Return all the records, each one exactly as given.

┄┄┄┄┄┄

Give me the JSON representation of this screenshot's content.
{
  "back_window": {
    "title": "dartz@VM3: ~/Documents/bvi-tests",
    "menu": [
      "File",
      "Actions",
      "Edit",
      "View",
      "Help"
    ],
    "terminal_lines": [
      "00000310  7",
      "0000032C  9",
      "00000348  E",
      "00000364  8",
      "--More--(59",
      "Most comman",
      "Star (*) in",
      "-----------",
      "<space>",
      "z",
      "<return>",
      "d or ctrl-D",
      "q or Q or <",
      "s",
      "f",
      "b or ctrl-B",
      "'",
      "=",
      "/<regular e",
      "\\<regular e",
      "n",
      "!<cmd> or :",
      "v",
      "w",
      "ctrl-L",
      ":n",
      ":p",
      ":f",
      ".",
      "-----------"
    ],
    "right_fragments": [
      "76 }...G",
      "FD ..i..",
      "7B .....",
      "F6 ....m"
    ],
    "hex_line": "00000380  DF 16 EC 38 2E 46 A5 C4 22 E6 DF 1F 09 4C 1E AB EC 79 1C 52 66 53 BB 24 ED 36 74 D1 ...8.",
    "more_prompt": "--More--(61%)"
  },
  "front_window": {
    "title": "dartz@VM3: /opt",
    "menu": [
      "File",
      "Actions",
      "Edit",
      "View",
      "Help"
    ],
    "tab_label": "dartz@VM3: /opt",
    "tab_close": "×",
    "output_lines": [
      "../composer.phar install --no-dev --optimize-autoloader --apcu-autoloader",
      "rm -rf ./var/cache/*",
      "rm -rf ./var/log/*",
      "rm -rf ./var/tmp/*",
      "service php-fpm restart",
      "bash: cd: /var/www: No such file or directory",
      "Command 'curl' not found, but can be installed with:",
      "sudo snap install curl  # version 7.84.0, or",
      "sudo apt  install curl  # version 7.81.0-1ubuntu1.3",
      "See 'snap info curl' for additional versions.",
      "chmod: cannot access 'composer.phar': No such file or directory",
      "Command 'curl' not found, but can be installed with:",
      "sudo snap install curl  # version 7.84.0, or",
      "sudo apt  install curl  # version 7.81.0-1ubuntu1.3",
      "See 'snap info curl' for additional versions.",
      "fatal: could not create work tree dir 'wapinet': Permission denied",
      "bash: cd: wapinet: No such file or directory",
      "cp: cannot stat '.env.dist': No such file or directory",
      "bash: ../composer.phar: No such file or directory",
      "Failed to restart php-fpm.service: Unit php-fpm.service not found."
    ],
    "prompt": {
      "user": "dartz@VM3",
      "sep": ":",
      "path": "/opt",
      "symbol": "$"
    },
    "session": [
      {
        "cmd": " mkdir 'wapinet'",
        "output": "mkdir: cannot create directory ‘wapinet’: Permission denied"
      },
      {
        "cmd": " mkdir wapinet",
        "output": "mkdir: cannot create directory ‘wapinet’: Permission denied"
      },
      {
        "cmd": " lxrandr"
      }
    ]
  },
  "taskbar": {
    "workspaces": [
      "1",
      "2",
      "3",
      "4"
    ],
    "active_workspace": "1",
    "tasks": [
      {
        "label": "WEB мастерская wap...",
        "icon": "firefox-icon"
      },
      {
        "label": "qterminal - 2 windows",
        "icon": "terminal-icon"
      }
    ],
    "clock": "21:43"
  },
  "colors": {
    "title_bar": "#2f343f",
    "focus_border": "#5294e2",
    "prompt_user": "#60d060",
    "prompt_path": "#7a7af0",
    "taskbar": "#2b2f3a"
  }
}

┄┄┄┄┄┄

EXPECTED ANSWER >>
Give me the JSON representation of this screenshot's content.
{
  "back_window": {
    "title": "dartz@VM3: ~/Documents/bvi-tests",
    "menu": [
      "File",
      "Actions",
      "Edit",
      "View",
      "Help"
    ],
    "terminal_lines": [
      "00000310  7",
      "0000032C  9",
      "00000348  E",
      "00000364  8",
      "--More--(59",
      "Most comman",
      "Star (*) in",
      "-----------",
      "<space>",
      "z",
      "<return>",
      "d or ctrl-D",
      "q or Q or <",
      "s",
      "f",
      "b or ctrl-B",
      "'",
      "=",
      "/<regular e",
      "\\<regular e",
      "n",
      "!<cmd> or :",
      "v",
      "w",
      "ctrl-L",
      ":n",
      ":p",
      ":f",
      ".",
      "-----------"
    ],
    "right_fragments": [
      "76 }...G",
      "FD ..i..",
      "7B .....",
      "F6 ....m"
    ],
    "hex_line": "00000380  DF 16 EC 38 2E 46 A5 C4 22 E6 DF 1F 09 4C 1E AB EC 79 1C 52 66 53 BB 24 ED 36 74 D1 ...8.",
    "more_prompt": "--More--(61%)"
  },
  "front_window": {
    "title": "dartz@VM3: /opt",
    "menu": [
      "File",
      "Actions",
      "Edit",
      "View",
      "Help"
    ],
    "tab_label": "dartz@VM3: /opt",
    "tab_close": "×",
    "output_lines": [
      "../composer.phar install --no-dev --optimize-autoloader --apcu-autoloader",
      "rm -rf ./var/cache/*",
      "rm -rf ./var/log/*",
      "rm -rf ./var/tmp/*",
      "service php-fpm restart",
      "bash: cd: /var/www: No such file or directory",
      "Command 'curl' not found, but can be installed with:",
      "sudo snap install curl  # version 7.84.0, or",
      "sudo apt  install curl  # version 7.81.0-1ubuntu1.3",
      "See 'snap info curl' for additional versions.",
      "chmod: cannot access 'composer.phar': No such file or directory",
      "Command 'curl' not found, but can be installed with:",
      "sudo snap install curl  # version 7.84.0, or",
      "sudo apt  install curl  # version 7.81.0-1ubuntu1.3",
      "See 'snap info curl' for additional versions.",
      "fatal: could not create work tree dir 'wapinet': Permission denied",
      "bash: cd: wapinet: No such file or directory",
      "cp: cannot stat '.env.dist': No such file or directory",
      "bash: ../composer.phar: No such file or directory",
      "Failed to restart php-fpm.service: Unit php-fpm.service not found."
    ],
    "prompt": {
      "user": "dartz@VM3",
      "sep": ":",
      "path": "/opt",
      "symbol": "$"
    },
    "session": [
      {
        "cmd": " mkdir 'wapinet'",
        "output": "mkdir: cannot create directory ‘wapinet’: Permission denied"
      },
      {
        "cmd": " mkdir wapinet",
        "output": "mkdir: cannot create directory ‘wapinet’: Permission denied"
      },
      {
        "cmd": " lxrandr"
      }
    ]
  },
  "taskbar": {
    "workspaces": [
      "1",
      "2",
      "3",
      "4"
    ],
    "active_workspace": "1",
    "tasks": [
      {
        "label": "WEB мастерская wap...",
        "icon": "firefox-icon"
      },
      {
        "label": "qterminal - 2 windows",
        "icon": "terminal-icon"
      }
    ],
    "clock": "21:43"
  },
  "colors": {
    "title_bar": "#2f343f",
    "focus_border": "#5294e2",
    "prompt_user": "#60d060",
    "prompt_path": "#7a7af0",
    "taskbar": "#2b2f3a"
  }
}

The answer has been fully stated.